Provided entries START

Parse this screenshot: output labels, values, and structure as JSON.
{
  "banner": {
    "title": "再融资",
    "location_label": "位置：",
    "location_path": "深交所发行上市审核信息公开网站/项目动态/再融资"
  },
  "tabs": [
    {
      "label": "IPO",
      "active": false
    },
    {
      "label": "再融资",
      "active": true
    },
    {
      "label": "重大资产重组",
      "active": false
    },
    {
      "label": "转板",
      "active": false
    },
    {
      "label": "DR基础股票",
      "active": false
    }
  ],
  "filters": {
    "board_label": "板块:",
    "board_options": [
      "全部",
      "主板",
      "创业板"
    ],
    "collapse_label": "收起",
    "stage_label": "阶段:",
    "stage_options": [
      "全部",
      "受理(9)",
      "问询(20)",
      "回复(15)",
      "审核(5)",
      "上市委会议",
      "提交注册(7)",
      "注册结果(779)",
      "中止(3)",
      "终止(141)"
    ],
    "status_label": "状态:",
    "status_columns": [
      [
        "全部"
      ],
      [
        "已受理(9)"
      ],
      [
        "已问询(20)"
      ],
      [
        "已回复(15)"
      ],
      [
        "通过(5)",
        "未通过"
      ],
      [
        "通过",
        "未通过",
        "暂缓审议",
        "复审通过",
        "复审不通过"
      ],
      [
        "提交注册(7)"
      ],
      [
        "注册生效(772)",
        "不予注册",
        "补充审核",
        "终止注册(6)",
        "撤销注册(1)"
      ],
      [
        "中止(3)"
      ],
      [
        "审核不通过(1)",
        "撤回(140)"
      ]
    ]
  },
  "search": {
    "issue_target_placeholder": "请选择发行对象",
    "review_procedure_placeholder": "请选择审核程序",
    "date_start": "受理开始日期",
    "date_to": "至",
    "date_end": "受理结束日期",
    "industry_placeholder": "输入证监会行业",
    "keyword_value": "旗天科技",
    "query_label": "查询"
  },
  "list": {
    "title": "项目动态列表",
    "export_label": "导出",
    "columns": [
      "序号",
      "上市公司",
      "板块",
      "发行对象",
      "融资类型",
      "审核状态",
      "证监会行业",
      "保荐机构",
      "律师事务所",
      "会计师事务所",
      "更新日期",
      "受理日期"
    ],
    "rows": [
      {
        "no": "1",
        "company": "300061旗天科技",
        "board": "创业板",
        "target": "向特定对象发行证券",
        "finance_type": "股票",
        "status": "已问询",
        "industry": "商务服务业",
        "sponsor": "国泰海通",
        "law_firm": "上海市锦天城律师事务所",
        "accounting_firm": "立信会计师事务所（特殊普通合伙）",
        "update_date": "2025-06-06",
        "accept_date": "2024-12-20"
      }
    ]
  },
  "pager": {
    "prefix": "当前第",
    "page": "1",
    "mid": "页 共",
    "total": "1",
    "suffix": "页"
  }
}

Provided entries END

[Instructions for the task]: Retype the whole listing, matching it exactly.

[Solution for this task]:
Parse this screenshot: output labels, values, and structure as JSON.
{
  "banner": {
    "title": "再融资",
    "location_label": "位置：",
    "location_path": "深交所发行上市审核信息公开网站/项目动态/再融资"
  },
  "tabs": [
    {
      "label": "IPO",
      "active": false
    },
    {
      "label": "再融资",
      "active": true
    },
    {
      "label": "重大资产重组",
      "active": false
    },
    {
      "label": "转板",
      "active": false
    },
    {
      "label": "DR基础股票",
      "active": false
    }
  ],
  "filters": {
    "board_label": "板块:",
    "board_options": [
      "全部",
      "主板",
      "创业板"
    ],
    "collapse_label": "收起",
    "stage_label": "阶段:",
    "stage_options": [
      "全部",
      "受理(9)",
      "问询(20)",
      "回复(15)",
      "审核(5)",
      "上市委会议",
      "提交注册(7)",
      "注册结果(779)",
      "中止(3)",
      "终止(141)"
    ],
    "status_label": "状态:",
    "status_columns": [
      [
        "全部"
      ],
      [
        "已受理(9)"
      ],
      [
        "已问询(20)"
      ],
      [
        "已回复(15)"
      ],
      [
        "通过(5)",
        "未通过"
      ],
      [
        "通过",
        "未通过",
        "暂缓审议",
        "复审通过",
        "复审不通过"
      ],
      [
        "提交注册(7)"
      ],
      [
        "注册生效(772)",
        "不予注册",
        "补充审核",
        "终止注册(6)",
        "撤销注册(1)"
      ],
      [
        "中止(3)"
      ],
      [
        "审核不通过(1)",
        "撤回(140)"
      ]
    ]
  },
  "search": {
    "issue_target_placeholder": "请选择发行对象",
    "review_procedure_placeholder": "请选择审核程序",
    "date_start": "受理开始日期",
    "date_to": "至",
    "date_end": "受理结束日期",
    "industry_placeholder": "输入证监会行业",
    "keyword_value": "旗天科技",
    "query_label": "查询"
  },
  "list": {
    "title": "项目动态列表",
    "export_label": "导出",
    "columns": [
      "序号",
      "上市公司",
      "板块",
      "发行对象",
      "融资类型",
      "审核状态",
      "证监会行业",
      "保荐机构",
      "律师事务所",
      "会计师事务所",
      "更新日期",
      "受理日期"
    ],
    "rows": [
      {
        "no": "1",
        "company": "300061旗天科技",
        "board": "创业板",
        "target": "向特定对象发行证券",
        "finance_type": "股票",
        "status": "已问询",
        "industry": "商务服务业",
        "sponsor": "国泰海通",
        "law_firm": "上海市锦天城律师事务所",
        "accounting_firm": "立信会计师事务所（特殊普通合伙）",
        "update_date": "2025-06-06",
        "accept_date": "2024-12-20"
      }
    ]
  },
  "pager": {
    "prefix": "当前第",
    "page": "1",
    "mid": "页 共",
    "total": "1",
    "suffix": "页"
  }
}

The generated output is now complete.